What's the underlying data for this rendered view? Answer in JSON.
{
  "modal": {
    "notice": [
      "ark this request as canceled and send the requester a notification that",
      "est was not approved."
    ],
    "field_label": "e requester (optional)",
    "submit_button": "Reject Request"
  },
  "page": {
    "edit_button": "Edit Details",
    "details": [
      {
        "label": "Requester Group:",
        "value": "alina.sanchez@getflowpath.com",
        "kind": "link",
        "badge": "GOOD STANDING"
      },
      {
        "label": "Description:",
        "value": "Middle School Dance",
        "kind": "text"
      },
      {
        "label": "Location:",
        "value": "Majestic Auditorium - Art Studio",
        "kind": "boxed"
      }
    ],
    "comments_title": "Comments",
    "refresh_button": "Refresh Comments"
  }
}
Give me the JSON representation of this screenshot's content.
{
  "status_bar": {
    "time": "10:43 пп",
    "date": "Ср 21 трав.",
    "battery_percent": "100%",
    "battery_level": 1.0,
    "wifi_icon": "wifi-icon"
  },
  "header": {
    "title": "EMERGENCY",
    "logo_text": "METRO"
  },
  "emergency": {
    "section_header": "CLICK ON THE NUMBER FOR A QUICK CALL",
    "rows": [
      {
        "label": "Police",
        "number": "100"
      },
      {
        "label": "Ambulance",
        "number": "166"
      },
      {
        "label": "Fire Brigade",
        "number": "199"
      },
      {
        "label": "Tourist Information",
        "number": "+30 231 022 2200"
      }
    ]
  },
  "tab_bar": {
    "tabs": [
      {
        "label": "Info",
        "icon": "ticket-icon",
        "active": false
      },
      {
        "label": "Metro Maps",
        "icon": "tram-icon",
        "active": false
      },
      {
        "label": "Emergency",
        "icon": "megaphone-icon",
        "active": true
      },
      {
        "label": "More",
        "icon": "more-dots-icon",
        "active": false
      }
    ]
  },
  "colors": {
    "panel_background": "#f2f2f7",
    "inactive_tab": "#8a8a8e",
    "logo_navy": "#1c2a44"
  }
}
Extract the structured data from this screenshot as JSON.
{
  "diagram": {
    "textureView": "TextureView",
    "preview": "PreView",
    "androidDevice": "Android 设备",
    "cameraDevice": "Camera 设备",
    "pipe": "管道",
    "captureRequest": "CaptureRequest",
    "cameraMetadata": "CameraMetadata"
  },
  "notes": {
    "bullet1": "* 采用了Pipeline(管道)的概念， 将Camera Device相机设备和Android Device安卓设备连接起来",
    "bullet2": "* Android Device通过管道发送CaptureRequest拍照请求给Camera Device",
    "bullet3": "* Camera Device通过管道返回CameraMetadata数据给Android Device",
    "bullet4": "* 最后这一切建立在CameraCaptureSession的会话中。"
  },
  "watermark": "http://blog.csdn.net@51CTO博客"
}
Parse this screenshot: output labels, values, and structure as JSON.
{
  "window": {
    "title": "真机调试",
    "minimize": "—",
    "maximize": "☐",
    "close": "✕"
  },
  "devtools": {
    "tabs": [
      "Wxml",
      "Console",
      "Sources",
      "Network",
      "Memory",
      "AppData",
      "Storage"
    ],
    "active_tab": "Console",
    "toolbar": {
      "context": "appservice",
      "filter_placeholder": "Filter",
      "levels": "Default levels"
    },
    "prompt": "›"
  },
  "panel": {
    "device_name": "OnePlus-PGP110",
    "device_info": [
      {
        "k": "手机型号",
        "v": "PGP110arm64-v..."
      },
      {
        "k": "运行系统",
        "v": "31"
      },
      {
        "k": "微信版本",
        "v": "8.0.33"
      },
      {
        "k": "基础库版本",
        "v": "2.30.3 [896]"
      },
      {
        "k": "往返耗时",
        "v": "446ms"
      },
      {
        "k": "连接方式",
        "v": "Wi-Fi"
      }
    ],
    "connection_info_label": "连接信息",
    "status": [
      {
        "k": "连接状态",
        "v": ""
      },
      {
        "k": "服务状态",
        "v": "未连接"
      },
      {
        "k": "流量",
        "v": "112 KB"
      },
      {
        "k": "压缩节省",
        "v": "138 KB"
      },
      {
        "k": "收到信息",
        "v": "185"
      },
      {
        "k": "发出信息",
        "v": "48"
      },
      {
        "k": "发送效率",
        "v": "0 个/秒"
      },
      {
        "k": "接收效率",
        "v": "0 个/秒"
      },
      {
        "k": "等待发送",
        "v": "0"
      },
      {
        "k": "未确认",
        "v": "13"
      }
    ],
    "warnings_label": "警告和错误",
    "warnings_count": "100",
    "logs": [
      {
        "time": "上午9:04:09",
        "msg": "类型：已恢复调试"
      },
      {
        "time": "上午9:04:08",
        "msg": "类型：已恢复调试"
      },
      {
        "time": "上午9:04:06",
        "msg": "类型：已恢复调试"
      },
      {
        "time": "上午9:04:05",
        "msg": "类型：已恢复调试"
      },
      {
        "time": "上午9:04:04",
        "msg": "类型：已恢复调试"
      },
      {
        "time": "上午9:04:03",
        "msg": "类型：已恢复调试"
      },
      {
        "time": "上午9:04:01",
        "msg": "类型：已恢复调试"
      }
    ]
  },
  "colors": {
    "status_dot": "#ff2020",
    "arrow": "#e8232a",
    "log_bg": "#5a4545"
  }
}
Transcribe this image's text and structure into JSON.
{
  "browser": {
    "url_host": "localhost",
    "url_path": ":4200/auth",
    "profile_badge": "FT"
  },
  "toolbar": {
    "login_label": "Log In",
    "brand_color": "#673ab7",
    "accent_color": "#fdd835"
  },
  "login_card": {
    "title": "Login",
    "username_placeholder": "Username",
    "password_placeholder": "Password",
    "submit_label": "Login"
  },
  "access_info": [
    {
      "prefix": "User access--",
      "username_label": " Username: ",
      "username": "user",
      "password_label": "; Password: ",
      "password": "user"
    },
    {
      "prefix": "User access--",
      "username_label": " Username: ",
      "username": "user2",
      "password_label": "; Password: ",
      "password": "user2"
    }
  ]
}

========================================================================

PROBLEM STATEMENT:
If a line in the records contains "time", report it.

YOUR RESPONSE:
    "time": "10:43 пп",
        "time": "上午9:04:09",
        "time": "上午9:04:08",
        "time": "上午9:04:06",
        "time": "上午9:04:05",
        "time": "上午9:04:04",
        "time": "上午9:04:03",
        "time": "上午9:04:01",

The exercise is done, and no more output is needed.